Content starts
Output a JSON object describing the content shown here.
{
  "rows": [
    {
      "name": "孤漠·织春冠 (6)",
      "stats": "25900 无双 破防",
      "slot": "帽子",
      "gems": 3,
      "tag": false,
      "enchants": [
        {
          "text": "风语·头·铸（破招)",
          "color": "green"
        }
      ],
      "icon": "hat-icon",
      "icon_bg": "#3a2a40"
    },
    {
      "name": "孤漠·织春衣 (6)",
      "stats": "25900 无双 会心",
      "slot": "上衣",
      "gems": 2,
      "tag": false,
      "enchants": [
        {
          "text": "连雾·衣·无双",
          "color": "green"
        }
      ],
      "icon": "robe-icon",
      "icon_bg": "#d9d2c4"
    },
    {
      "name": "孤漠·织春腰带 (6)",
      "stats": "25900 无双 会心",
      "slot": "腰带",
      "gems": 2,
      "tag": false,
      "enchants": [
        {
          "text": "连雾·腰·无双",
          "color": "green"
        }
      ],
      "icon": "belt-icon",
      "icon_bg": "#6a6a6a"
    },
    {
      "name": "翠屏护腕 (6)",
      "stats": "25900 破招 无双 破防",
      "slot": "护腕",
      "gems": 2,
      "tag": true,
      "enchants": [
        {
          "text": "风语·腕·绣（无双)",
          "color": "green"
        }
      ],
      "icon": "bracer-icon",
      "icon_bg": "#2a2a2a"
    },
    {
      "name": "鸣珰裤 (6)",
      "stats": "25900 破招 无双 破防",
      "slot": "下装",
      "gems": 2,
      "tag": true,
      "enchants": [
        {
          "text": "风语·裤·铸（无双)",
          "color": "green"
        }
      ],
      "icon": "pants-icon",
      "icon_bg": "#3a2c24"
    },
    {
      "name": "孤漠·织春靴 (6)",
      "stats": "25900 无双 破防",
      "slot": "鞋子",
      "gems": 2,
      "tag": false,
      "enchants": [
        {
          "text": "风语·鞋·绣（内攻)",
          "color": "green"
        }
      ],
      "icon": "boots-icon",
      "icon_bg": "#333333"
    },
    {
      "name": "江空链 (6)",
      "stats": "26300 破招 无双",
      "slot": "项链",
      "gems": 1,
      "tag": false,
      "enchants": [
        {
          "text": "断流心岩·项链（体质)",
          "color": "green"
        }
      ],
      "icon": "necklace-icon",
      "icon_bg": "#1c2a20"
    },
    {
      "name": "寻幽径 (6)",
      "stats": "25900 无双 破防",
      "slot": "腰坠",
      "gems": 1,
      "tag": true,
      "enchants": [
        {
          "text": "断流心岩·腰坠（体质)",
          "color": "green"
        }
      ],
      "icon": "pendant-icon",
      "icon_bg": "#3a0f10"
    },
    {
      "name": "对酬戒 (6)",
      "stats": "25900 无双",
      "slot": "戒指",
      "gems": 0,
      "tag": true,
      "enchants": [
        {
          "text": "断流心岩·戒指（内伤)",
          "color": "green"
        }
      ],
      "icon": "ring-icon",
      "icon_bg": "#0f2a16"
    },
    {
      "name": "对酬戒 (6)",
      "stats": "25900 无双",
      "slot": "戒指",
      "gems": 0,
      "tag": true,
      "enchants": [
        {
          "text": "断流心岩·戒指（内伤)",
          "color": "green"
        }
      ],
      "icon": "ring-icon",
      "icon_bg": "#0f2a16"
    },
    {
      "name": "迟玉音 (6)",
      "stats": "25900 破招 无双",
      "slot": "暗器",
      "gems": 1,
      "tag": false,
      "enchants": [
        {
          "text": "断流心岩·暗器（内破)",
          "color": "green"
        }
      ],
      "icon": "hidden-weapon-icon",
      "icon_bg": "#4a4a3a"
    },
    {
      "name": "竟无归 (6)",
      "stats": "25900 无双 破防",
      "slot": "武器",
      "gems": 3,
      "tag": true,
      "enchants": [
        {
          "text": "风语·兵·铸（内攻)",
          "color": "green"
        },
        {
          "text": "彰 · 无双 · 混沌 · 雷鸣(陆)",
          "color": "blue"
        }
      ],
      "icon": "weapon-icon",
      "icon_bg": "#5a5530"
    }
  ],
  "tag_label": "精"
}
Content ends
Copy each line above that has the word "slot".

      "slot": "帽子",
      "slot": "上衣",
      "slot": "腰带",
      "slot": "护腕",
      "slot": "下装",
      "slot": "鞋子",
      "slot": "项链",
      "slot": "腰坠",
      "slot": "戒指",
      "slot": "戒指",
      "slot": "暗器",
      "slot": "武器",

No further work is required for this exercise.